The World Economic Forum's Global Competitiveness Report for 2013-2014 showed Germany was two places up from where it was last year.
The report used 12 criteria to judge each country's competitiveness, including infrastructure, financial stability and the education system. But innovation was the key to climbing the rankings, according to the report’s authors.
Klaus Schwab, founder of the Global Competitive Index, said countries were increasingly being defined on how innovative they were rather than on how much industry they had.
Even so, the traditionally industry-based German economy was ahead of the United States in the ranking, even though the US had also climbed two places from last year. Germany was also ahead of the United Kingdom which dropped from eighth to tenth place. Germany overtook Sweden and the Netherlands to reach fourth.
One of the authors Margareta Drzeniek-Hanouz said: “We are seeing an improvement in Germany," the Welt newspaper reported.

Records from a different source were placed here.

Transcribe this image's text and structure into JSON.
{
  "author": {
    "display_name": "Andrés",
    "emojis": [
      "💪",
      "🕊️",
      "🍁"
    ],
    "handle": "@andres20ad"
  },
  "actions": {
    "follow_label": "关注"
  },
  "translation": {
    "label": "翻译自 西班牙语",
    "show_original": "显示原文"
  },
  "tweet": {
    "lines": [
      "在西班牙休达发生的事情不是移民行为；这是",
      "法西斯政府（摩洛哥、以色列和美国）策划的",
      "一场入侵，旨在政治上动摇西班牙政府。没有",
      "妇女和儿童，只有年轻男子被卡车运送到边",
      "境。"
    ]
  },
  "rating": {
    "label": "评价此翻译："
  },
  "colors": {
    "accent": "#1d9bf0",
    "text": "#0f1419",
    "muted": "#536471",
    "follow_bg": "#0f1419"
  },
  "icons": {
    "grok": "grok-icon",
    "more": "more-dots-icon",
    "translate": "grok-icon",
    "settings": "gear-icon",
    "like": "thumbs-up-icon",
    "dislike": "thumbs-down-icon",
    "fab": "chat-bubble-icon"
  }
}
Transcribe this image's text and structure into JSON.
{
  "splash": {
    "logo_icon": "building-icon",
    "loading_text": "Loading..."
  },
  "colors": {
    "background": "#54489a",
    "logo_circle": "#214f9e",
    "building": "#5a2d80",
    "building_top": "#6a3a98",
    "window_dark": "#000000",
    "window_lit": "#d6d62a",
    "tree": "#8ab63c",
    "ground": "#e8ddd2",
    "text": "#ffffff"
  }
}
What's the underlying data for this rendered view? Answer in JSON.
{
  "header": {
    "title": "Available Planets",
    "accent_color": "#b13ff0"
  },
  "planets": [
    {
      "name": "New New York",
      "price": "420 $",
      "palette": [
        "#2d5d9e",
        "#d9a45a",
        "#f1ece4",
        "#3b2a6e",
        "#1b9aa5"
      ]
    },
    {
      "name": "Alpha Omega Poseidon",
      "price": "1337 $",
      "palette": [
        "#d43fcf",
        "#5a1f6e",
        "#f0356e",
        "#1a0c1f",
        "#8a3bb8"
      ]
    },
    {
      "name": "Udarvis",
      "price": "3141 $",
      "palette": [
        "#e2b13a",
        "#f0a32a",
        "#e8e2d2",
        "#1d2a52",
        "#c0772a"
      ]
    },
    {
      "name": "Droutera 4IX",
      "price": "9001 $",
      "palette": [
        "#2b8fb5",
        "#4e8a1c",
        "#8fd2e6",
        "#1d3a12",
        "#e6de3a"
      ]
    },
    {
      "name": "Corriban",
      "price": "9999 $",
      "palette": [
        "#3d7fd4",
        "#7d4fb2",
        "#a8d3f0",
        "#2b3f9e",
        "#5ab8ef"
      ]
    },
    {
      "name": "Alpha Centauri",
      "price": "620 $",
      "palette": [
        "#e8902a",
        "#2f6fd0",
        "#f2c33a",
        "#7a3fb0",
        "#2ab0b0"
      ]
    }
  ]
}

Southern European economies were much further down the list with Spain (35th), Italy (49th), Portugal (51st) and Greece (91st).